● **Exercise instructions**
The entries below are to be repeated exactly, with the pictures left out.

● **Record excerpts**
=======

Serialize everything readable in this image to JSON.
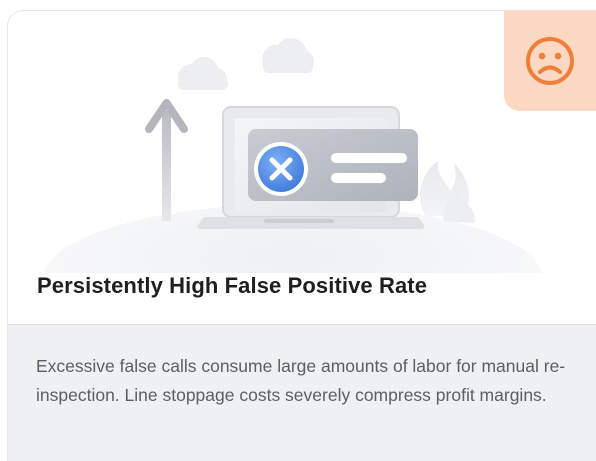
{
  "card": {
    "title": "Persistently High False Positive Rate",
    "description": "Excessive false calls consume large amounts of labor for manual re-inspection. Line stoppage costs severely compress profit margins.",
    "badge_icon": "sad-face-icon",
    "illustration_icons": [
      "error-x-icon",
      "up-arrow-icon",
      "cloud-icon",
      "laptop-icon",
      "message-card-icon"
    ]
  },
  "colors": {
    "badge_background": "#fdd8c2",
    "badge_icon": "#f07f3c",
    "title_text": "#1f1f1f",
    "description_text": "#5a5f66",
    "description_background": "#eef0f1",
    "error_icon": "#4a86e8"
  }
}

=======

● **Result of this task**
Serialize everything readable in this image to JSON.
{
  "card": {
    "title": "Persistently High False Positive Rate",
    "description": "Excessive false calls consume large amounts of labor for manual re-inspection. Line stoppage costs severely compress profit margins.",
    "badge_icon": "sad-face-icon",
    "illustration_icons": [
      "error-x-icon",
      "up-arrow-icon",
      "cloud-icon",
      "laptop-icon",
      "message-card-icon"
    ]
  },
  "colors": {
    "badge_background": "#fdd8c2",
    "badge_icon": "#f07f3c",
    "title_text": "#1f1f1f",
    "description_text": "#5a5f66",
    "description_background": "#eef0f1",
    "error_icon": "#4a86e8"
  }
}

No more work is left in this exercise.